What Is Price Risk?
Price risk is the risk of a decline in the value of a security or an investment portfolio excluding a downturn in the market, due to multiple factors. Investors can employ a number of tools and techniques to hedge price risk, ranging from relatively conservative decisions (e.g., buying put options) to more aggressive strategies (e.g., short selling).
- Price risk is the risk that the value of a security or investment will decrease.
- Factors that affect price risk include earnings volatility, poor business management, and price changes.
- Diversification is the most common and effective tool to mitigate price risk.
- Financial tools, such as options and short selling, can also be used to hedge price risk.
Understanding Price Risk
Price risk hinges on a number of factors, including earnings volatility, poor management, industry risk, and price changes. A poor business model that isn't sustainable, a misrepresentation of financial statements, inherent risks in the cycle of an industry, or reputation risk due to low confidence in business management are all areas that will affect the value of a security. Small startup companies generally have higher price risk than larger, well-established companies. This is mainly because in a larger company, the management, market capitalization, financial standing, and geographical location of operations are typically stronger and better equipped than smaller companies.
Certain commodity industries, such as the oil, gold, and silver markets, have higher volatility and higher price risk as well. The raw materials of these industries are susceptible to price fluctuations due to a variety of global factors, such as politics and war. Commodities also see a lot of price risk as they trade on the futures market that offers high levels of leverage.
Diversification to Minimize Price Risk
Unlike other types of risk, price risk can be reduced. The most common mitigation technique is diversification. For example, an investor owns stock in two competing restaurant chains. The price of one chain's stock plummets because of an outbreak of foodborne illness. As a result, the competitor realizes a surge in business and its stock price. The decline in the market price of one stock is compensated by the increase in the stock price of the other. To further lessen risk, an investor could purchase stocks of various companies within different industries or in different geographical locations.
Futures and Options to Hedge Price Risk
Price risk can be hedged through the purchase of financial derivatives called futures and options. A futures contract obligates a party to complete a transaction at a predetermined price and date. The buyer of a contract must buy and the seller must sell the underlying asset at the set price, regardless of any other factors. An option offers the buyer the opportunity to buy or sell the security, depending on the contract, though they are not required to.
Both producers and consumers can use these instruments to hedge price risk. A producer is concerned with the price moving lower and a consumer is concerned with the price moving higher. An investor, depending on the position they take in an investment, will be concerned with the price moving in the opposite direction of that position, and therefore can use a future or option to hedge the other side of the trade.
Example of an Option
A put option gives the holder the right, but not the obligation, to sell a commodity or stock for a specific price in the future regardless of the current market rate.
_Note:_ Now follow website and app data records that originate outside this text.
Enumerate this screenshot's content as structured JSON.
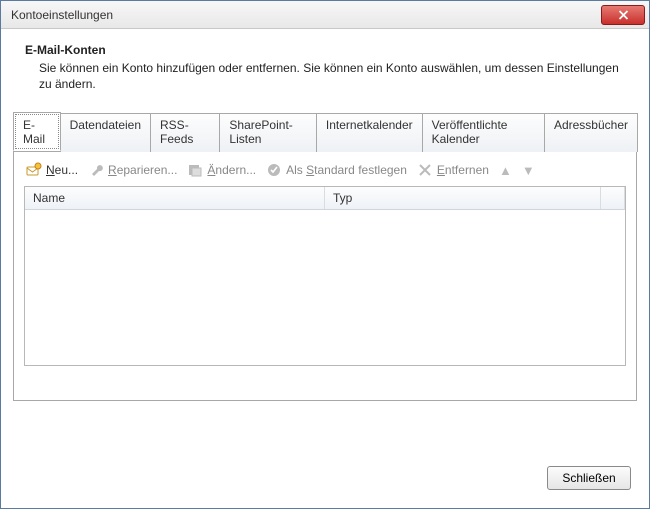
{
  "window": {
    "title": "Kontoeinstellungen"
  },
  "header": {
    "title": "E-Mail-Konten",
    "text": "Sie können ein Konto hinzufügen oder entfernen. Sie können ein Konto auswählen, um dessen Einstellungen zu ändern."
  },
  "tabs": [
    {
      "label": "E-Mail",
      "active": true
    },
    {
      "label": "Datendateien"
    },
    {
      "label": "RSS-Feeds"
    },
    {
      "label": "SharePoint-Listen"
    },
    {
      "label": "Internetkalender"
    },
    {
      "label": "Veröffentlichte Kalender"
    },
    {
      "label": "Adressbücher"
    }
  ],
  "toolbar": {
    "new": "Neu...",
    "repair": "Reparieren...",
    "change": "Ändern...",
    "default": "Als Standard festlegen",
    "remove": "Entfernen"
  },
  "list": {
    "col_name": "Name",
    "col_type": "Typ",
    "rows": []
  },
  "footer": {
    "close": "Schließen"
  }
}
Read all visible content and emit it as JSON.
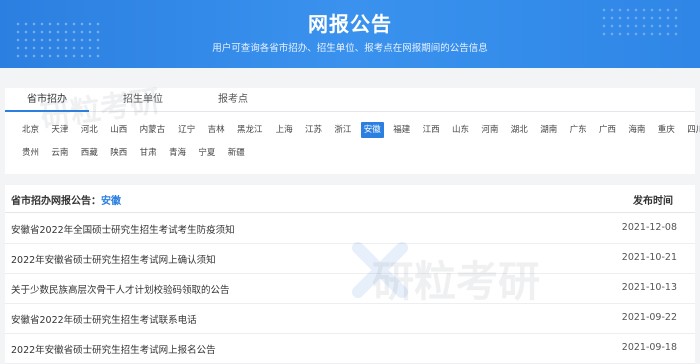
{
  "header": {
    "title": "网报公告",
    "subtitle": "用户可查询各省市招办、招生单位、报考点在网报期间的公告信息"
  },
  "tabs": [
    "省市招办",
    "招生单位",
    "报考点"
  ],
  "provinces_row1": [
    "北京",
    "天津",
    "河北",
    "山西",
    "内蒙古",
    "辽宁",
    "吉林",
    "黑龙江",
    "上海",
    "江苏",
    "浙江",
    "安徽",
    "福建",
    "江西",
    "山东",
    "河南",
    "湖北",
    "湖南",
    "广东",
    "广西",
    "海南",
    "重庆",
    "四川"
  ],
  "provinces_row2": [
    "贵州",
    "云南",
    "西藏",
    "陕西",
    "甘肃",
    "青海",
    "宁夏",
    "新疆"
  ],
  "active_province": "安徽",
  "list": {
    "label": "省市招办网报公告：",
    "province": "安徽",
    "time_header": "发布时间",
    "rows": [
      {
        "title": "安徽省2022年全国硕士研究生招生考试考生防疫须知",
        "date": "2021-12-08"
      },
      {
        "title": "2022年安徽省硕士研究生招生考试网上确认须知",
        "date": "2021-10-21"
      },
      {
        "title": "关于少数民族高层次骨干人才计划校验码领取的公告",
        "date": "2021-10-13"
      },
      {
        "title": "安徽省2022年硕士研究生招生考试联系电话",
        "date": "2021-09-22"
      },
      {
        "title": "2022年安徽省硕士研究生招生考试网上报名公告",
        "date": "2021-09-18"
      }
    ]
  },
  "watermark": "研粒考研"
}
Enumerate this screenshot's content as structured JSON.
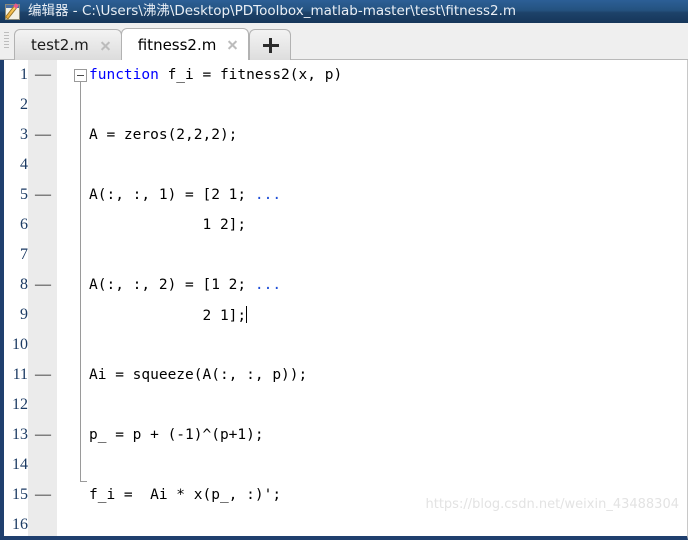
{
  "window": {
    "icon": "editor-document-pencil-icon",
    "title": "编辑器 - C:\\Users\\沸沸\\Desktop\\PDToolbox_matlab-master\\test\\fitness2.m"
  },
  "tabbar": {
    "grip_icon": "drag-grip-icon",
    "new_tab_label": "+",
    "new_tab_icon": "plus-icon",
    "close_icon": "close-x-icon",
    "tabs": [
      {
        "label": "test2.m",
        "active": false,
        "closable": true
      },
      {
        "label": "fitness2.m",
        "active": true,
        "closable": true
      }
    ]
  },
  "editor": {
    "fold_marker_icon": "collapse-minus-icon",
    "breakpoint_marker": "—",
    "lines": [
      {
        "num": "1",
        "executable": true,
        "segments": [
          {
            "t": "function",
            "c": "kw"
          },
          {
            "t": " f_i = fitness2(x, p)",
            "c": ""
          }
        ]
      },
      {
        "num": "2",
        "executable": false,
        "segments": []
      },
      {
        "num": "3",
        "executable": true,
        "segments": [
          {
            "t": "A = zeros(2,2,2);",
            "c": ""
          }
        ]
      },
      {
        "num": "4",
        "executable": false,
        "segments": []
      },
      {
        "num": "5",
        "executable": true,
        "segments": [
          {
            "t": "A(:, :, 1) = [2 1; ",
            "c": ""
          },
          {
            "t": "...",
            "c": "cont"
          }
        ]
      },
      {
        "num": "6",
        "executable": false,
        "segments": [
          {
            "t": "             1 2];",
            "c": ""
          }
        ]
      },
      {
        "num": "7",
        "executable": false,
        "segments": []
      },
      {
        "num": "8",
        "executable": true,
        "segments": [
          {
            "t": "A(:, :, 2) = [1 2; ",
            "c": ""
          },
          {
            "t": "...",
            "c": "cont"
          }
        ]
      },
      {
        "num": "9",
        "executable": false,
        "segments": [
          {
            "t": "             2 1];",
            "c": ""
          }
        ],
        "caret": true
      },
      {
        "num": "10",
        "executable": false,
        "segments": []
      },
      {
        "num": "11",
        "executable": true,
        "segments": [
          {
            "t": "Ai = squeeze(A(:, :, p));",
            "c": ""
          }
        ]
      },
      {
        "num": "12",
        "executable": false,
        "segments": []
      },
      {
        "num": "13",
        "executable": true,
        "segments": [
          {
            "t": "p_ = p + (-1)^(p+1);",
            "c": ""
          }
        ]
      },
      {
        "num": "14",
        "executable": false,
        "segments": []
      },
      {
        "num": "15",
        "executable": true,
        "segments": [
          {
            "t": "f_i =  Ai * x(p_, :)';",
            "c": ""
          }
        ]
      },
      {
        "num": "16",
        "executable": false,
        "segments": []
      }
    ]
  },
  "watermark": {
    "text": "https://blog.csdn.net/weixin_43488304"
  },
  "colors": {
    "titlebar_blue": "#24527f",
    "keyword_blue": "#0000ff",
    "continuation_blue": "#1f4fd8",
    "lineno_navy": "#1b3a63",
    "border_navy": "#1f3f6e",
    "gutter_gray": "#ebebeb"
  }
}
For example, a put option may be purchased to sell a specific security for $50 in six months. After six months, if price risk is realized and the stock price is $30, the put option may be exercised (selling the security at the higher price), thereby mitigating price risk.
Short Selling to Hedge Price Risk
Price risk may be capitalized through the utilization of short selling. Short selling involves the sale of stock in which the seller does not own the stock. The seller, anticipating a reduction in the stock’s price due to price risk, plans to borrow, sell, buy, and return stock. For example, upon the belief of a specific stock’s imminent downturn, an investor borrows 100 shares and agrees to sell them for $50 per share. The investor has $5,000 and 30 days to return the borrowed stock they sold. After 30 days, if the price of the stock dropped to $30 per share, the investor is able to purchase 100 shares for $30, return the shares from where they were borrowed and keep the $2,000 profit due to the impact of price risk.